Tuesday, January 25, 2011

Tobermory, what's the story?

We followed the Morven coast for a further 1.5km north of Caisteal nan Con before we crossed the Sound of Mull to the Mull coast. The Sound carries a lot of shipping traffic so we chose to cross at its narrowest point in these parts. It was a relief to get out of the main shipping channel marked by the buoys. Several cruise ships had made their way up and down the channel just before we crossed. Fishing boats and speed boats don't stick to the channel though, so we still needed to be vigilant.

As we entered the NW part of the Sound, we could see Ben Hiant (528m) on the distant Ardnamurchan peninsula. Nearer at hand Calve Island partially blocks the entrance to Tobermory Bay.

We chose to enter the bay via the narrow channel between Calve Island and Mull.

The farmhouse on Calve Island is where the Canoe Boys stopped off (for some time) on their way north to Skye.

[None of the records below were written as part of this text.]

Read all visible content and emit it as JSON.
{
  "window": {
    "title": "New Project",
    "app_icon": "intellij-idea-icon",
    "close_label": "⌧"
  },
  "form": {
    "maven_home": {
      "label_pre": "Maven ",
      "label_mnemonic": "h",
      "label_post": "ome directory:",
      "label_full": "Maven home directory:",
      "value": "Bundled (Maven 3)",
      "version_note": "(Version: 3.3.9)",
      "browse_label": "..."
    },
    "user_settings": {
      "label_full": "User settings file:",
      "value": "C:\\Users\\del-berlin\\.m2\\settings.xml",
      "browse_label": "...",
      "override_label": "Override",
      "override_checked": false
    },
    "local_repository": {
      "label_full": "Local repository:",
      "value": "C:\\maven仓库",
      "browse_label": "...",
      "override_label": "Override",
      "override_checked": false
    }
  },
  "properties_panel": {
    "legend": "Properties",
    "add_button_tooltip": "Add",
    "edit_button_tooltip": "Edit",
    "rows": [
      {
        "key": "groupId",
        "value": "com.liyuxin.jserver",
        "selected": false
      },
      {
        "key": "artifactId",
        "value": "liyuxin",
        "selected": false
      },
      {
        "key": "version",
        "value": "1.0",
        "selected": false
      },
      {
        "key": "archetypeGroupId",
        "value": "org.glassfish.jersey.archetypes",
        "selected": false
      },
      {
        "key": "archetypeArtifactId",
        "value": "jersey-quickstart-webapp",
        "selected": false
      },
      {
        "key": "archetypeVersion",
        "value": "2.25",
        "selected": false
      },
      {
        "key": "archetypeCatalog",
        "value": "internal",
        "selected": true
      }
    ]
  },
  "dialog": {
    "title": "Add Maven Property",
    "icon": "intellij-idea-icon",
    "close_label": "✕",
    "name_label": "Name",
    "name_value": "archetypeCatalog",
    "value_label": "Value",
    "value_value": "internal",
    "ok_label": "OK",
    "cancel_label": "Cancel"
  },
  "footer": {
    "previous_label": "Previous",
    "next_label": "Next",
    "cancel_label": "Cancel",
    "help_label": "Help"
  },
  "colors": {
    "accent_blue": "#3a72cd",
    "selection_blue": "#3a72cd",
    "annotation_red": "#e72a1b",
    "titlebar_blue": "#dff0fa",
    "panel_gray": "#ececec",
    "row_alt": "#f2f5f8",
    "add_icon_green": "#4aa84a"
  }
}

We were not the only visitors to visit Tobermory by sea.  Fortunately the MV Marco Polo had just departed. She was built in East Germany in 1965 and launched as the MS Alexandr Pushkin. She is not the first foreign built ship to seek shelter in Tobermory Bay. In 1588 a Spanish Galleon (part of the Armada)escaping from the English Navy is reputed to have anchored here but later exploded in mysterious circumstances. Some say she was carrying gold, which lies in bottom of Tobermory Bay to this day.

The MV Lord of the Glens was docked at Tobermory pier. She takes 54 passengers and is small enough to negotiate the locks of the Caledonian Canal and big enough to ply the more sheltered waters of the west coast.

As we made our final approach , we slowed to let this whale watching boat pass in front of us. The black building is the Mishnish Hotel, which has an excellent pub! Tobermory caters well for tourists.

The tide was out and we landed on a strip of sand below the gaily painted houses. Tobermory is the biggest settlement on Mull and was built in the late 1700's as a fishing port. The name is derived from the Gaelic 'Tobar Mhoire' which means Mary's well. If you have never been but Tobermory looks familiar, you have probably seen it as the backdrop to the BBC children's TV series Balamory.